WORK TASK:
Look through the records that follow. Copy every line containing the word "icons".

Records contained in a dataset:
···

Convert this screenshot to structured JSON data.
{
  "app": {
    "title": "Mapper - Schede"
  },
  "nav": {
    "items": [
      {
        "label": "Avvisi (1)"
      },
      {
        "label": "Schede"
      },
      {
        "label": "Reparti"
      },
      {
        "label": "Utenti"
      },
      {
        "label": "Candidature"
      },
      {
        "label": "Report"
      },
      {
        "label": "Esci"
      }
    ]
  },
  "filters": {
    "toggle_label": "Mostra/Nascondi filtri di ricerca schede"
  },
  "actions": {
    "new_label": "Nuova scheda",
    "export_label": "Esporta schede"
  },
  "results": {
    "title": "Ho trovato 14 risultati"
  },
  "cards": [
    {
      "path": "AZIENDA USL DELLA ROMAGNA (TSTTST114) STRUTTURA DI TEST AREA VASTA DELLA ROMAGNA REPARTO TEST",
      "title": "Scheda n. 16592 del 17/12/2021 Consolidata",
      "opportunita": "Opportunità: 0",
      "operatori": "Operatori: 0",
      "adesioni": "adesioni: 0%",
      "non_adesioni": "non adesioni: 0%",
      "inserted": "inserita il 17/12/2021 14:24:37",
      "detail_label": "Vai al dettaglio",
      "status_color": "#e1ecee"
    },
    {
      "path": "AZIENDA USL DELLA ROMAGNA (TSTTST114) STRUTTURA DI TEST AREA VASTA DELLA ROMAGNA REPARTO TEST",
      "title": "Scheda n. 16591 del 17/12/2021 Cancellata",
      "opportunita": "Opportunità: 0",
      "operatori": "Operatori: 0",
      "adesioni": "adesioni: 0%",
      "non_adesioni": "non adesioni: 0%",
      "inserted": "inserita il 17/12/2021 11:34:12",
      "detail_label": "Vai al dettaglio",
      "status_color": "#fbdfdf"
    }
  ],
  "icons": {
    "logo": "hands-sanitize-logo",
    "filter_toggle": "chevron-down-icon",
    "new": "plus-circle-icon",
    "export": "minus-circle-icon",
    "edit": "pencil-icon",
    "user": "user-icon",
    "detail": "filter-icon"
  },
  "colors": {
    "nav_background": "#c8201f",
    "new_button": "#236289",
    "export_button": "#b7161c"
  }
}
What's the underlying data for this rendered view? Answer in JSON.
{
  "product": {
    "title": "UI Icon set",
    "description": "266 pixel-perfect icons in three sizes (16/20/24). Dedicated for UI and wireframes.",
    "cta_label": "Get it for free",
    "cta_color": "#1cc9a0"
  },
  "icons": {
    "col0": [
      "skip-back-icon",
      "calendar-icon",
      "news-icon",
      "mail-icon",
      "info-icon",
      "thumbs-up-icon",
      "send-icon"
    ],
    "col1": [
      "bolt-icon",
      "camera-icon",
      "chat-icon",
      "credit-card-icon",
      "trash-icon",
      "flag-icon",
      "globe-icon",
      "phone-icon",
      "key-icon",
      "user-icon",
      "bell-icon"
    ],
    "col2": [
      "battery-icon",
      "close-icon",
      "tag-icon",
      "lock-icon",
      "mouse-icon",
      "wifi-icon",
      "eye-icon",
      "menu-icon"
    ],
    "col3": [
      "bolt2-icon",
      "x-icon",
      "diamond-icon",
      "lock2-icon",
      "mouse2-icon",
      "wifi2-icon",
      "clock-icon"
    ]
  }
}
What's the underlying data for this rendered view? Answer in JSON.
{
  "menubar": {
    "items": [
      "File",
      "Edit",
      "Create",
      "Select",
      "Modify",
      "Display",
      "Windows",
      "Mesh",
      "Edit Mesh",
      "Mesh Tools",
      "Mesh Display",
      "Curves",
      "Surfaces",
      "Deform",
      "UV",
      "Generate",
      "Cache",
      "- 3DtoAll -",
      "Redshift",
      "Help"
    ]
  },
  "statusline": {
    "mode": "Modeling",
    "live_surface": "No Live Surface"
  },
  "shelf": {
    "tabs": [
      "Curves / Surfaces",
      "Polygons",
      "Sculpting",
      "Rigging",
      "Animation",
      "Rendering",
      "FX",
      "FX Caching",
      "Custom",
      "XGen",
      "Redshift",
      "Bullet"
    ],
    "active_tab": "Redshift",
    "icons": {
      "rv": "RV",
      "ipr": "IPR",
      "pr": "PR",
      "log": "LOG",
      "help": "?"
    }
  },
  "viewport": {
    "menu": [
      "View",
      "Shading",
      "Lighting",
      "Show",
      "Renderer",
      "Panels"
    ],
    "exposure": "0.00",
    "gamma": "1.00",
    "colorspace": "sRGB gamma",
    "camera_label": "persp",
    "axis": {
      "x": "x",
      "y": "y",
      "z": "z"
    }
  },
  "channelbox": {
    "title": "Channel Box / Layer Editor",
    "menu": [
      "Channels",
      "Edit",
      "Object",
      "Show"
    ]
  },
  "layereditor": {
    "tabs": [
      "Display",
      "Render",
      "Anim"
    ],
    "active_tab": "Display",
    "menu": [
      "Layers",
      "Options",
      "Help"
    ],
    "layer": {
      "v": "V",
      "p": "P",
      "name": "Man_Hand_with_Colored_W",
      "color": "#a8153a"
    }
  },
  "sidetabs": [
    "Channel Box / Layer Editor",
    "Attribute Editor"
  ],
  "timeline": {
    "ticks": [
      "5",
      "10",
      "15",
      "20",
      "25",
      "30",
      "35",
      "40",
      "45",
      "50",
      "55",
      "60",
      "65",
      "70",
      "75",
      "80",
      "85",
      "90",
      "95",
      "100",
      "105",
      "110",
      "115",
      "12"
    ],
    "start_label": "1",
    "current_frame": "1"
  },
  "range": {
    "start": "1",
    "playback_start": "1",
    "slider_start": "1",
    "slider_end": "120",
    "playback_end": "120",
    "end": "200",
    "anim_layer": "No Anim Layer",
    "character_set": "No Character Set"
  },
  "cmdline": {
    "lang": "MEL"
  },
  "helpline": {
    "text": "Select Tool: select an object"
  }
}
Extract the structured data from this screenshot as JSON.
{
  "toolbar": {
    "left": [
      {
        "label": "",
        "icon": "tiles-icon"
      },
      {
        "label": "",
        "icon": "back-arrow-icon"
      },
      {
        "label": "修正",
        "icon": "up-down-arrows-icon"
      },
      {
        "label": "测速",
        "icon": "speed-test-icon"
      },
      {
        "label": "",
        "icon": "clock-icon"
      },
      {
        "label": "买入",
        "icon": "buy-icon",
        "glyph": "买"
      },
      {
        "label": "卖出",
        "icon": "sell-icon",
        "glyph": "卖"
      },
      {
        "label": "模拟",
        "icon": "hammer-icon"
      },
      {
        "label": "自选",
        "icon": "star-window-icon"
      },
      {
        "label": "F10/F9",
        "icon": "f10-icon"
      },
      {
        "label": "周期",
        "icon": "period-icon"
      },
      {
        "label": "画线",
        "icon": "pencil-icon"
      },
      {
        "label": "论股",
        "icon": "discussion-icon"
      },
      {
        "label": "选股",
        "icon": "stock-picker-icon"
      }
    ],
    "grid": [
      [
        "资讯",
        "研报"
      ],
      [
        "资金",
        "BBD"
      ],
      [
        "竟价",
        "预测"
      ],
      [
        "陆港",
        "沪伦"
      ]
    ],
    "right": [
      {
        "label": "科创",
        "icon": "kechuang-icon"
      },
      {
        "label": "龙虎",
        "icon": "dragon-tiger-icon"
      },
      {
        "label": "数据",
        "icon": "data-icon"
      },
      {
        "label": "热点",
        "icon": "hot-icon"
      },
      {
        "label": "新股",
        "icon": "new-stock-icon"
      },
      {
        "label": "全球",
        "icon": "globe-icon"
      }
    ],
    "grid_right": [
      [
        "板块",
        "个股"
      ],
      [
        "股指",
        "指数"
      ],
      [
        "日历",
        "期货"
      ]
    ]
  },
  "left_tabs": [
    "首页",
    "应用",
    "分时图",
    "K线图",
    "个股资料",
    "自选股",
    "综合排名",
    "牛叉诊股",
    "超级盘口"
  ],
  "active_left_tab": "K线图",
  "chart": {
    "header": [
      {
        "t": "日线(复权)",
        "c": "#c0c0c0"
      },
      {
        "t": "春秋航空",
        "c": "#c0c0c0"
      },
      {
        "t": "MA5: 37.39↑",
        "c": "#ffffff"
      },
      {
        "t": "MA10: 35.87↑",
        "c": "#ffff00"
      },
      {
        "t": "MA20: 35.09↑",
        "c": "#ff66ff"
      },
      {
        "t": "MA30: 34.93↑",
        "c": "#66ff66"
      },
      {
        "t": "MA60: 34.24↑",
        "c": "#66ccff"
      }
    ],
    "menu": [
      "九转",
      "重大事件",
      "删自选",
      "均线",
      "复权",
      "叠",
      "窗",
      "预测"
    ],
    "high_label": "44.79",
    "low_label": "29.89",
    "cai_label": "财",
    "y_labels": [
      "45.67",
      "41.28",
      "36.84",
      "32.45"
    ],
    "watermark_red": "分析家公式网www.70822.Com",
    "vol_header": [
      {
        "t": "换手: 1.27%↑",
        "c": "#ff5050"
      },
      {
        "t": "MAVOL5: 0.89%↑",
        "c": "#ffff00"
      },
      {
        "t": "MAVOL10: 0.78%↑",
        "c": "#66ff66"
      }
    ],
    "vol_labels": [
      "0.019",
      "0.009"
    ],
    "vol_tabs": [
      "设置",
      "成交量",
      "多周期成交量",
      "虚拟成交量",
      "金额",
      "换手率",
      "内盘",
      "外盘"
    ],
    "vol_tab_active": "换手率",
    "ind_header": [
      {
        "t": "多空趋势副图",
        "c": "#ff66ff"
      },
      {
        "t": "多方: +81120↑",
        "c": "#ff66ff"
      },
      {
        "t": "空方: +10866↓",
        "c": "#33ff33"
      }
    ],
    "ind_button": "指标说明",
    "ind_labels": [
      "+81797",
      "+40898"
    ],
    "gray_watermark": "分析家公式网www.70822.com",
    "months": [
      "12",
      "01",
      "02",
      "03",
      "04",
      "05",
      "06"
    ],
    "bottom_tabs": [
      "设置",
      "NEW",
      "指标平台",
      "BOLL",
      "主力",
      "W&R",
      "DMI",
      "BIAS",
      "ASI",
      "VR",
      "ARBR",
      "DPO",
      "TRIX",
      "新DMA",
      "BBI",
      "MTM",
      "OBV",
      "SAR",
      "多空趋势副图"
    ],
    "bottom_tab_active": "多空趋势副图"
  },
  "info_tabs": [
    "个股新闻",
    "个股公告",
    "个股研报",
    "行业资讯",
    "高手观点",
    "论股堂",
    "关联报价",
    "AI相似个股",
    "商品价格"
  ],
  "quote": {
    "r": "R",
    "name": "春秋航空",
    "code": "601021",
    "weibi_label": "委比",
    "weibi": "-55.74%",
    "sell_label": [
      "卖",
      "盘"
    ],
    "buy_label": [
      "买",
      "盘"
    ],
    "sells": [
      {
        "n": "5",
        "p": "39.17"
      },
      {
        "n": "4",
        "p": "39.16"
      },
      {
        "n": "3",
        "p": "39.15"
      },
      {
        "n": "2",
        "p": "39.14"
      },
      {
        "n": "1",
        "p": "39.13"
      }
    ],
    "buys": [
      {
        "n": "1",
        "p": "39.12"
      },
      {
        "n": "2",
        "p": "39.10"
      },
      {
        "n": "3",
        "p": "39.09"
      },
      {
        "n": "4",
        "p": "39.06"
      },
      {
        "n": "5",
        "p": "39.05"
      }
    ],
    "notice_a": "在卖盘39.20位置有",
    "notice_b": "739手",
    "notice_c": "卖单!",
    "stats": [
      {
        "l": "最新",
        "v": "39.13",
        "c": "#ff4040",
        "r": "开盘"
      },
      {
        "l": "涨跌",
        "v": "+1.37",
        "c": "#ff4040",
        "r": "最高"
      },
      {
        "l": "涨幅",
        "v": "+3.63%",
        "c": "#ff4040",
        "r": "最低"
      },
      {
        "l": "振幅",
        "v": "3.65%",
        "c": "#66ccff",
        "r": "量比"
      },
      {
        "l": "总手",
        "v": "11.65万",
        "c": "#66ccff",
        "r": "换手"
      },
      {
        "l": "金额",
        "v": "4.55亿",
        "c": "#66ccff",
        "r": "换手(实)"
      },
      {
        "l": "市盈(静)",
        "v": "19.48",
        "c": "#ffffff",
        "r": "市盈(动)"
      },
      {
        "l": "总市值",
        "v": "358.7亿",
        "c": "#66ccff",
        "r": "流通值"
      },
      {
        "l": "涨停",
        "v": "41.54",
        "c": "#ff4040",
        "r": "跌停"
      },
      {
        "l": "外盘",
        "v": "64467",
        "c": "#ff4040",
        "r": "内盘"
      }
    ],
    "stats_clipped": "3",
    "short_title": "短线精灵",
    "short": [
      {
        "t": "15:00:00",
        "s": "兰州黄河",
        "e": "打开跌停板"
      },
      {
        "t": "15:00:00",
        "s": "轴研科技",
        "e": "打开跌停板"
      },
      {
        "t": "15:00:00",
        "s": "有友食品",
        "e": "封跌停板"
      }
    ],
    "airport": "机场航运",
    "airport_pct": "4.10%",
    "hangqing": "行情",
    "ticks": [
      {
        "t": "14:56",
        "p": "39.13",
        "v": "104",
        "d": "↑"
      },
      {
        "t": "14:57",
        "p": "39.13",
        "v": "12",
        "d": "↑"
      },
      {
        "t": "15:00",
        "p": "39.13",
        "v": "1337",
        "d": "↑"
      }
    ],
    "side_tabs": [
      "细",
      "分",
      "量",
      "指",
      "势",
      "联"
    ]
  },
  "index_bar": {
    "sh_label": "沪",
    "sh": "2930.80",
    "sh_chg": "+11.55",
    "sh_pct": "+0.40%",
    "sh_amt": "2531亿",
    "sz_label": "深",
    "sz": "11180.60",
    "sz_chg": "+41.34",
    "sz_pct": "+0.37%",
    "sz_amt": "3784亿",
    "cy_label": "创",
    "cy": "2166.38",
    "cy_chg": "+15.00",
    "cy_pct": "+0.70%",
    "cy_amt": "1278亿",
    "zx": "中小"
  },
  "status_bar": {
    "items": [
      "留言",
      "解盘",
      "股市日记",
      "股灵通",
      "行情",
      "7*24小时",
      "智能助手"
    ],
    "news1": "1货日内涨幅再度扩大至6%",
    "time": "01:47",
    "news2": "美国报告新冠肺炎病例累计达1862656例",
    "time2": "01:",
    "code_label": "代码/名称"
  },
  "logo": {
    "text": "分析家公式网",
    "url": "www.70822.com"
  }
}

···

THE ANSWER:
  "icons": {
    "description": "266 pixel-perfect icons in three sizes (16/20/24). Dedicated for UI and wireframes.",
  "icons": {
    "icons": {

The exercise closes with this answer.